Daniel Goleman and Richard Boyatzis, both recognized scholars and consultants on the subject of EI, have published and refined a model of emotional intelligence used throughout the world. It is composed of four domains: Self-Awareness, Self-Management, Social Awareness and Relationship Management.  Collectively, they incorporate thirteen identifiable behavioral competencies.

A Framework of Emotional Competencies
ei-graphic

The seven questions posed at the beginning of this commentary are among the sixty-eight in the ESCI.  The instrument is distributed to an individual’s supervisor, peers and direct reports, and their responses are used to construct the individual’s EI competency profile—a process known as a 360° assessment.

The specific behaviors assessed by the seven questions are:

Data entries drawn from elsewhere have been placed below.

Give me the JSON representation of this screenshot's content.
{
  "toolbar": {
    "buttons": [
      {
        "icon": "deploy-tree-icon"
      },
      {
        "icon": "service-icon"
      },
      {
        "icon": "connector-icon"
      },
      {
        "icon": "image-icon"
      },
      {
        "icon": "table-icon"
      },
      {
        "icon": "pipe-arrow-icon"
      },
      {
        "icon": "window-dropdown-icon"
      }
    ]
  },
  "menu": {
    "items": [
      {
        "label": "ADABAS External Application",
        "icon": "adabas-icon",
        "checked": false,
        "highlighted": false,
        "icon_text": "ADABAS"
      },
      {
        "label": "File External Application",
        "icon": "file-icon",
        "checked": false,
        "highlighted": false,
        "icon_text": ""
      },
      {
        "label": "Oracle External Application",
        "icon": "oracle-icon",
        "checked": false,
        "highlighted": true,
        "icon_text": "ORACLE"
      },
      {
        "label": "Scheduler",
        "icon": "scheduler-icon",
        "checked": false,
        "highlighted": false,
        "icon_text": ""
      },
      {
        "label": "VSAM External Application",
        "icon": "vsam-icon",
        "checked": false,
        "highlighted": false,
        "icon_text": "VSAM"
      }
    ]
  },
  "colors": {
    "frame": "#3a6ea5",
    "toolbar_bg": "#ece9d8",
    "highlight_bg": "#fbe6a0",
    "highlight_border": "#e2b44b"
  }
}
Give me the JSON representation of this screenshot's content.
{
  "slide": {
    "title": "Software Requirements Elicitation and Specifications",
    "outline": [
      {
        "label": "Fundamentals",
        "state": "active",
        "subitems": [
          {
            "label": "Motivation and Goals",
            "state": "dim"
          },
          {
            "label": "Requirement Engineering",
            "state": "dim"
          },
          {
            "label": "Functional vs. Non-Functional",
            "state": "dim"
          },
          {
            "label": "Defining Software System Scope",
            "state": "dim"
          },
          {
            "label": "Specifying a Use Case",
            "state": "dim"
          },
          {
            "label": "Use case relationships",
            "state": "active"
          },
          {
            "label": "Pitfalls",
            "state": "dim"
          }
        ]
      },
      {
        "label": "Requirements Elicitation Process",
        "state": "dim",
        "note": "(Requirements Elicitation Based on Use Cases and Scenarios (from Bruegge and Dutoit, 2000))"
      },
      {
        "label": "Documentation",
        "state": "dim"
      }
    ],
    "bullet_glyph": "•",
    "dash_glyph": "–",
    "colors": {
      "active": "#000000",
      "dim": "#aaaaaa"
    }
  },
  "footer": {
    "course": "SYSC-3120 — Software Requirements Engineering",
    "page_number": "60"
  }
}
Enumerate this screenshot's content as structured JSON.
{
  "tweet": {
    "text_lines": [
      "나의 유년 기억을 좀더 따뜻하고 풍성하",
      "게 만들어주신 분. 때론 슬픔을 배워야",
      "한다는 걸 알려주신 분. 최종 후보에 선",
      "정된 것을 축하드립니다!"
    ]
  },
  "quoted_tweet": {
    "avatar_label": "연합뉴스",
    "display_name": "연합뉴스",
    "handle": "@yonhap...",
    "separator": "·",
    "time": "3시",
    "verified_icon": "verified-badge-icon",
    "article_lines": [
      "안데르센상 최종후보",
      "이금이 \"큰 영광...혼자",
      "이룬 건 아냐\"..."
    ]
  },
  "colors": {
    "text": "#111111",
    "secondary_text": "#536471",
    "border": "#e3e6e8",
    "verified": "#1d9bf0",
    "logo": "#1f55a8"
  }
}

  • Is aware of the connection between what is happening around them and their own feelings – Emotional Self Awareness.
  • Adapts overall strategy, goals or projects to cope with unexpected events – Adaptability.
  • Acts appropriately even in emotionally charged situations – Self Control.
  • Understands others by putting him/herself in others shoes – Empathy.
  • Understands the informal processes by which work gets done in a team or organization – Organizational Awareness.
  • Tries to resolve conflict by openly talking about disagreements with those involved – Conflict Management.
  • Provides feedback others find helpful for their development – Coach-Mentor.

Once Again – Why is this important?

When one is working with and attempting to lead other smart, talented and powerful people—including fellow physicians—emotional intelligence is a particularly critical competency for leadership success.

If you would like to learn more about EI as well as related leadership and management competencies, the Jindal School of Management Healthcare Leadership & Management for Physicians offers an asynchronous online certificate program designed to help early to mid-career physicians develop the leadership, medical management and practice design knowledge needed to compete effectively in a rapidly evolving healthcare environment.

Other good references on this topic include:

  • Goleman: Emotional Intelligence: Why it Can Matter More than IQ, Bantam Books, 2005.
  • Goleman D, R. Boyatzis & A. McKee A: Primal Leadership: Unleashing the Power of Emotional Intelligence, Harvard Business School Publishing, 2013
  • Salacuse, Jesawald: Leading Leaders: How to Manage Smart, Talented, Rich and Powerful People, AMACOM, a division of the American Management Association, 2006.

Michael J. Deegan, M.D., D.M.